Heating and Cooling Sizing

A few basics when sizing your Air conditioning system. We are not going into the science of sizing the system. I am going to keep it simple, and use a basic HVAC sizing system. This is not the proper way to size your HVAC, but it is a good starting point to get a idea of what size HVAC system might work for your residential application. Click here for a HVAC sizing chart

400 Square feet per ton.

If your house is 800 square feet, you need 2 tons of A/C.

If your house is 1200 square feet, you need 3 tons of A/C.

Sizing a system for commercial applications will be different. Things like computers, copy machines, lighting, people and a consistent flow of fresh air have to be included in your calculations. Over sizing a system in a commercial application will not hurt. I suggest using the basic sizing plus adding tonnage for all the elements or doing it properly.
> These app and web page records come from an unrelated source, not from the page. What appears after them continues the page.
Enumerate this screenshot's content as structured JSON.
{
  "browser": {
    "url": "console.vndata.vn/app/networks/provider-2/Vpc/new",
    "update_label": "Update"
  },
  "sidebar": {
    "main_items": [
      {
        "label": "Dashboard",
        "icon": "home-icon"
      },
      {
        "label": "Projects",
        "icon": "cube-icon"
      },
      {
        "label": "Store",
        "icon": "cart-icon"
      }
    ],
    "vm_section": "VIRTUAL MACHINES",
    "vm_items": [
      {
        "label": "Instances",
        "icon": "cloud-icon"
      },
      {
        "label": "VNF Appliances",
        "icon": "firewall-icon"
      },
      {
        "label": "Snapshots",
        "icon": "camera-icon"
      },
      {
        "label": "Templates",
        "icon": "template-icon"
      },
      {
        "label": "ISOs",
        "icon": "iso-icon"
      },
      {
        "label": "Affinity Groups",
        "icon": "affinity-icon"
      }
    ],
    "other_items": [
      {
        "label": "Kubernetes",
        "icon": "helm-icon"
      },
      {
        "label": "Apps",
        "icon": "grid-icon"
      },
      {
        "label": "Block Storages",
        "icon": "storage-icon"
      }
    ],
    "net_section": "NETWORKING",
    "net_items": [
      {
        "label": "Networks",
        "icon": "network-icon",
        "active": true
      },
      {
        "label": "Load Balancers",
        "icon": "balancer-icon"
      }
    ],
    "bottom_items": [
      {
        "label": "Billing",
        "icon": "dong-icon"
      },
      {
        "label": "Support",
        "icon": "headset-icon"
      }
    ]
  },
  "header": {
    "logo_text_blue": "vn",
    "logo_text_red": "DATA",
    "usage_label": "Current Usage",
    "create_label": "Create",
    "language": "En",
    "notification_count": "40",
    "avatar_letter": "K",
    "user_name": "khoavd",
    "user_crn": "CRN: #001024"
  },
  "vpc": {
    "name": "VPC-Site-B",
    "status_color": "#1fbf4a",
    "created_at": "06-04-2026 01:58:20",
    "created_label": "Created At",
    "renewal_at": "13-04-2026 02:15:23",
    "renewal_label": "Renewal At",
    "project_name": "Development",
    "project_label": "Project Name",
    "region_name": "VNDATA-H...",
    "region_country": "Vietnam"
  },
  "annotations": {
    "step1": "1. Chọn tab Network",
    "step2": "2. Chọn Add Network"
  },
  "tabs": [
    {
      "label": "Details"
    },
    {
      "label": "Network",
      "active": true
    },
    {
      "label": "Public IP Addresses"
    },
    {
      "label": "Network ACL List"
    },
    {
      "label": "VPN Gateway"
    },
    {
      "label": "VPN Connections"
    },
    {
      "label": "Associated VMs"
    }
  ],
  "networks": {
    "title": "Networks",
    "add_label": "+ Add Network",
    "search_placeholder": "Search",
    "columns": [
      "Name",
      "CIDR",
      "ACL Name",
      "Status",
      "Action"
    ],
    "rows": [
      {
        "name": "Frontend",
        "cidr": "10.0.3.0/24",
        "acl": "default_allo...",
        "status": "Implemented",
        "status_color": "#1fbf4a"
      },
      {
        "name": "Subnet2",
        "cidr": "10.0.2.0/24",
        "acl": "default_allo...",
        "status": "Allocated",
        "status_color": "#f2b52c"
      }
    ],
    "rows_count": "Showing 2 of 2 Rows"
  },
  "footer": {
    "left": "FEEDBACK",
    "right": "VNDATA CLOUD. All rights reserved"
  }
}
Basic Troubleshooting Using Superheat And Subcooling

These four temperature differentials are the critical measurements used to determine all refrigerant related problems. Often a manifold gauge set is not even necessary.

  • Superheat is a temperature differential.
  • Subcooling is a temperature differential.
  • Evaporator entering air versus leaving air temperature is a differential.
  • Condenser entering air versus leaving air temperature is a differential.

Critical Temperature Differentials

  • Air temperature drop over the evaporator should not exceed 20 degrees F.
  • Air temperature rise over the condenser should not exceed 30 degrees F.
  • The low side superheat should be between 20 and 30 degrees.
  • The condenser subcooling should not exceed 15 degrees.
  • An air temperature drop over the evaporator greater than 20 degrees indicates low evaporator airflow.
  • An air temperature rise over the condenser greater than 30 degrees indicates low condenser airflow.
  • A low side superheat less than 20 degrees indicates too much liquid refrigerant is in the low side.
  • A low side superheat greater than 30 degrees indicates too little refrigerant is in the low side.
  • A condenser subcooling exceeding 15 degrees indicates too much liquid refrigerant is in the high side.

Comparing these readings will lead to an understanding of what is wrong with the system. For example, assuming adequate airflow over both the evaporator and condenser the following is true.

  • High superheat with high condenser subcooling indicates a restriction. Too much liquid is in the high side and too little in the low side.
  • Low superheat with high subcooling indicates an overcharge. Too much liquid on both sides.
  • High superheat with low condenser subcooling indicates an undercharge. Not enough liquid on either side.
  • Low side superheat and condenser subcooling simply tell us where the refrigerant is located.
  • Too much refrigerant on the high side and too little on the low side indicates a restriction.
  • Too much on both sides indicates an overcharge and not enough on either side indicates an undercharge.